-- Opening Marker --

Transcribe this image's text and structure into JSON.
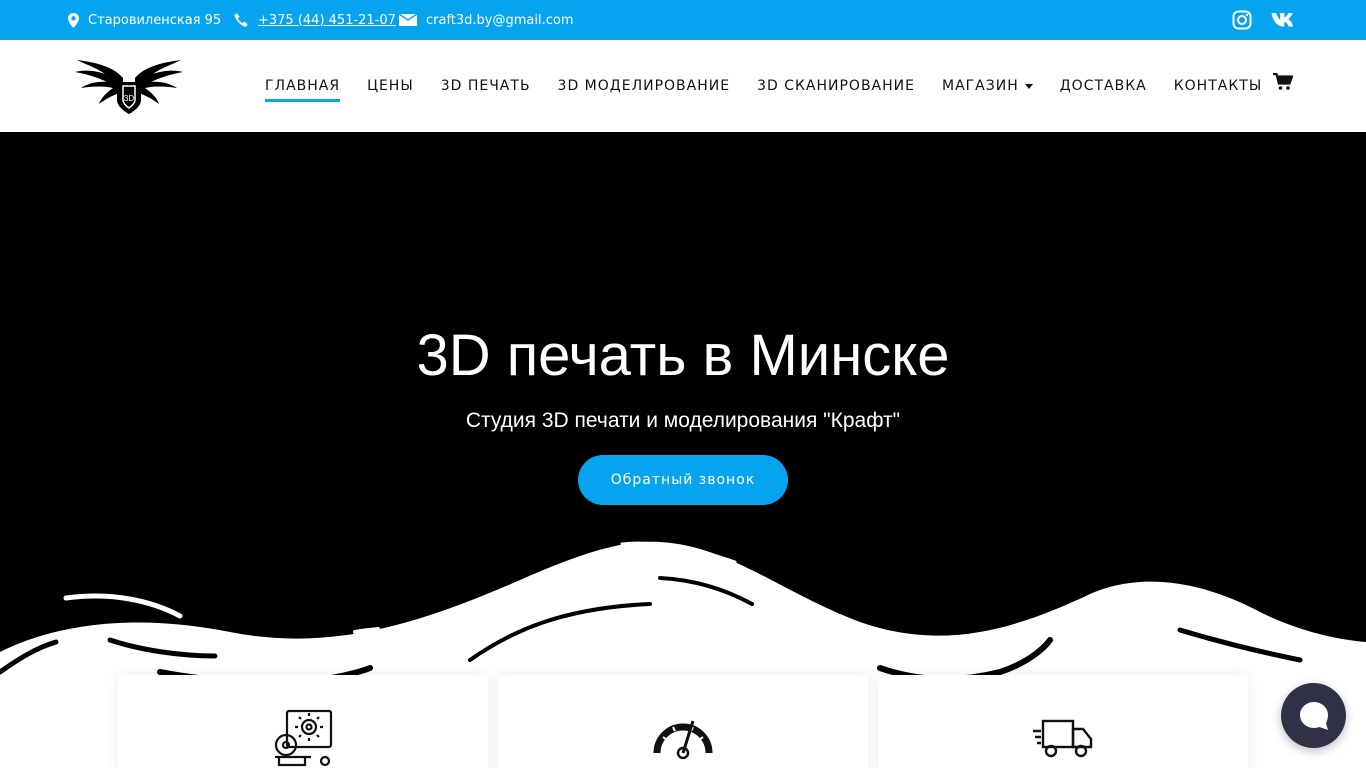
{
  "topbar": {
    "address": "Старовиленская 95",
    "phone": "+375 (44) 451-21-07",
    "email": "craft3d.by@gmail.com",
    "social": [
      "instagram-icon",
      "vk-icon"
    ]
  },
  "nav": {
    "items": [
      {
        "label": "Главная",
        "active": true
      },
      {
        "label": "Цены"
      },
      {
        "label": "3D печать"
      },
      {
        "label": "3D моделирование"
      },
      {
        "label": "3D сканирование"
      },
      {
        "label": "Магазин",
        "has_dropdown": true
      },
      {
        "label": "Доставка"
      },
      {
        "label": "Контакты"
      }
    ],
    "cart_icon": "shopping-cart-icon"
  },
  "hero": {
    "title": "3D печать в Минске",
    "subtitle": "Студия 3D печати и моделирования \"Крафт\"",
    "button": "Обратный звонок"
  },
  "features": {
    "icons": [
      "printer-gear-icon",
      "speedometer-icon",
      "delivery-truck-icon"
    ]
  },
  "colors": {
    "accent": "#06a4ee",
    "hero_bg": "#000000",
    "chat": "#2f3247"
  }
}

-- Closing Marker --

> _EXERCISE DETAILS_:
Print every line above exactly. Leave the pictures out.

> _RESPONSE FOR THIS EXERCISE_:
Transcribe this image's text and structure into JSON.
{
  "topbar": {
    "address": "Старовиленская 95",
    "phone": "+375 (44) 451-21-07",
    "email": "craft3d.by@gmail.com",
    "social": [
      "instagram-icon",
      "vk-icon"
    ]
  },
  "nav": {
    "items": [
      {
        "label": "Главная",
        "active": true
      },
      {
        "label": "Цены"
      },
      {
        "label": "3D печать"
      },
      {
        "label": "3D моделирование"
      },
      {
        "label": "3D сканирование"
      },
      {
        "label": "Магазин",
        "has_dropdown": true
      },
      {
        "label": "Доставка"
      },
      {
        "label": "Контакты"
      }
    ],
    "cart_icon": "shopping-cart-icon"
  },
  "hero": {
    "title": "3D печать в Минске",
    "subtitle": "Студия 3D печати и моделирования \"Крафт\"",
    "button": "Обратный звонок"
  },
  "features": {
    "icons": [
      "printer-gear-icon",
      "speedometer-icon",
      "delivery-truck-icon"
    ]
  },
  "colors": {
    "accent": "#06a4ee",
    "hero_bg": "#000000",
    "chat": "#2f3247"
  }
}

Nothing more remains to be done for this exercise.